Die-hard festival fans pretend rain doesn’t ruin their fun – they pretend that they enjoy sliding around in mud – but when the cameras stop filming, we all know they retreat to huddle in embryonic balls in their tents like the rest of us miserable British campers. On Saturday, for a few hours, the incessant molecules briefly ruined Secret Garden Party.
But at 10pm the crowd were brought to life with a ground-breaking spectacle that wasn’t only world-leading but the sort of collaborative vision that could only be pulled off by the best creative minds in the country. And, yes, it beat any performance I’ve seen at Glastonbury.
The Saturday night spectacle signalled the future of live entertainment; how in the years to come we can use technology with physical performance to create fresh spectacles
The BBC dedicates hundreds of hours of viewing time to Glastonbury, but where were they to film the world’s first drone and firework show done on a mass scale? It wasn’t just a technical feat, it was a highly emotional message about humankind and our future that had festival attendees unsure of what exactly they were witnessing.
Hundreds of drones danced around in the air, morphing into the shape of a flower bud, which opened brightly in orange and red hues, signifying new life. This sort of drone show has barely ever been seen, and looked as if it took months to design. The festival called it “the UK’s first ever fireworks and drone spectacle,” which wasn’t overstating it. Freddie Fellows, Secret Garden Party founder, called the collaboration “exhilarating and life affirming” and said the show was “collaboration at its purest. Doing this is everything we have ever wanted Secret Garden Party to be able to do and hope to continue to do.”
The risk for failure, surely, was high. But then a speech by the late philosopher Alan Watts about how we are not individuals but one collective consciousness took the show forward, giving the visuals context, before the show was brought into the physical space with a mechanical moth or butterfly creature stretching out its great wings, with tens of dancers dressed in floral costumes pirouetting around the base in front of a shimmering lake.

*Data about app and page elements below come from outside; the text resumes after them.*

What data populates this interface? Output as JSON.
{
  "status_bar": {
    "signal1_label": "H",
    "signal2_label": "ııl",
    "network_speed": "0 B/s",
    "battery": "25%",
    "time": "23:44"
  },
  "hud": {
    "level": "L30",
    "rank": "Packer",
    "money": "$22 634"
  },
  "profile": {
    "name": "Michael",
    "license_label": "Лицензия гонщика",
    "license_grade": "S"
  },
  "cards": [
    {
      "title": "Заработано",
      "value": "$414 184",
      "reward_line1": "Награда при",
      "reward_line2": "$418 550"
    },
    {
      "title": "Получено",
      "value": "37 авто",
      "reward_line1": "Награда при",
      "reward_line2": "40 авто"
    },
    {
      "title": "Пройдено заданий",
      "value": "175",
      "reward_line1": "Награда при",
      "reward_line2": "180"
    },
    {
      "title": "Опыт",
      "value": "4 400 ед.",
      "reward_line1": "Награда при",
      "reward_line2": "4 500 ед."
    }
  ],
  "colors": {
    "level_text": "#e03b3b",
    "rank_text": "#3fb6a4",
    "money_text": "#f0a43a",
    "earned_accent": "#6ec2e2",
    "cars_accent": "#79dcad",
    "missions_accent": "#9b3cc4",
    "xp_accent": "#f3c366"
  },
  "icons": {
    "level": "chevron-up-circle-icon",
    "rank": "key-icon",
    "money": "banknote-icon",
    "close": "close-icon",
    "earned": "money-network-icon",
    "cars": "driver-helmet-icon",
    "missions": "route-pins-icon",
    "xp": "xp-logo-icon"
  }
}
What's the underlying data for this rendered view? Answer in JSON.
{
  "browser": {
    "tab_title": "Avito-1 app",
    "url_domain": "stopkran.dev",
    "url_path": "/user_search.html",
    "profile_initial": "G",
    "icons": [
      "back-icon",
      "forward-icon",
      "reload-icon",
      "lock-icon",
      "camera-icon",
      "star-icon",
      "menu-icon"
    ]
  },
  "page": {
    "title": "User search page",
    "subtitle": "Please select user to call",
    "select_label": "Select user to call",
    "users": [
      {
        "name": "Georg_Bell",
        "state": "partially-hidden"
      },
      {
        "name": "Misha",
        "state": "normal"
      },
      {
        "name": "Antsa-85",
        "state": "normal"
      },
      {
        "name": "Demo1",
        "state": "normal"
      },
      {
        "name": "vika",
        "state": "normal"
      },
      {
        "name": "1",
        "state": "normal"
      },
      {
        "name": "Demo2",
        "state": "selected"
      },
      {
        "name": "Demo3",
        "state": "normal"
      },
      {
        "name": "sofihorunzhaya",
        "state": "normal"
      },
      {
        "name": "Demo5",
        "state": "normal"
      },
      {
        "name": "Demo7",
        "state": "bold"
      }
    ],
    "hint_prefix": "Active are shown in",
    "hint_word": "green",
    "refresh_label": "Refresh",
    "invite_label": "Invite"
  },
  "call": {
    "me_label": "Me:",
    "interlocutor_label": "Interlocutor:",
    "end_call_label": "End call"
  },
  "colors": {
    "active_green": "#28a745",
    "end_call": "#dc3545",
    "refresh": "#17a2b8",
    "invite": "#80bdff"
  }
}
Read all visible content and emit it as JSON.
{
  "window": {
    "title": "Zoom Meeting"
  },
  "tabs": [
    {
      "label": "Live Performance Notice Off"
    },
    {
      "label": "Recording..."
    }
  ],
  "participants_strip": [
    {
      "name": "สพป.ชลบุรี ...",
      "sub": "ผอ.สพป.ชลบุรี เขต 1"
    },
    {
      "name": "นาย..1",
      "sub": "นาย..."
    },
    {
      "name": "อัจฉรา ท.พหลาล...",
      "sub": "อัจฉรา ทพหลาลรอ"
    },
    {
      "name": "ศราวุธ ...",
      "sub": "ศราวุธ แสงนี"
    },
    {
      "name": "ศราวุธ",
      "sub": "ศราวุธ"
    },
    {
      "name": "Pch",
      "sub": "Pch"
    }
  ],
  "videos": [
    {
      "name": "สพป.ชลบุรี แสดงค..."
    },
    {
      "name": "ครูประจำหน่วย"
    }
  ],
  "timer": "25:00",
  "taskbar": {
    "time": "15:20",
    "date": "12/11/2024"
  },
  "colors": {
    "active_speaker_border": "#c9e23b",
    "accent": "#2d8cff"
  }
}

Then a meticulously built effigy on an island was burned, and the equivalent of every Bonfire Night fireworks show in London went off at once to The Prodigy’s Firestarter. It was signalling the future of live entertainment; how in the years to come we can use technology along with physical performance to create fresh spectacles that hit harder than any of the singular elements, like fireworks, alone. Secret Garden Party has a history of staging immense and unparalleled spectacles.
Birthed in 2004 with the idea that the attendees, rather than the bands on stage, were really at the centre of the party, and that fancy dress and audience interaction was what we all crave, it went on to inspire events like Bestival and Standon Calling by bringing way more creativity than just the music on the main stages. Secret events take place hidden deep in the woods or behind discreet doorways. Once an entire field of sunflowers laid behind a pretend portaloo door and groups of live musicians serenaded visitors who swept through the flowers.
They used to drive biplanes over the site on Saturday night and drop little floaty LEDs over the audience that floated slowly down over the festival site. When I first saw that, I struggled to find words, and last weekend, I felt that all over again for a festival that – despite the challenges of Covid and closing for five years due to financial issues – still manages to bring creativity on an international scale.
Well done, Secret Garden Party, I can’t wait to see what you bring next year.
Secret Garden Party returns from 25-28 July 2024; buy tickets on their website at secretgardenparty.com. The drone display was titled Cosmic Wisdom and was produced by Celestial, who produced shows such as Eurovision and London NYE 2023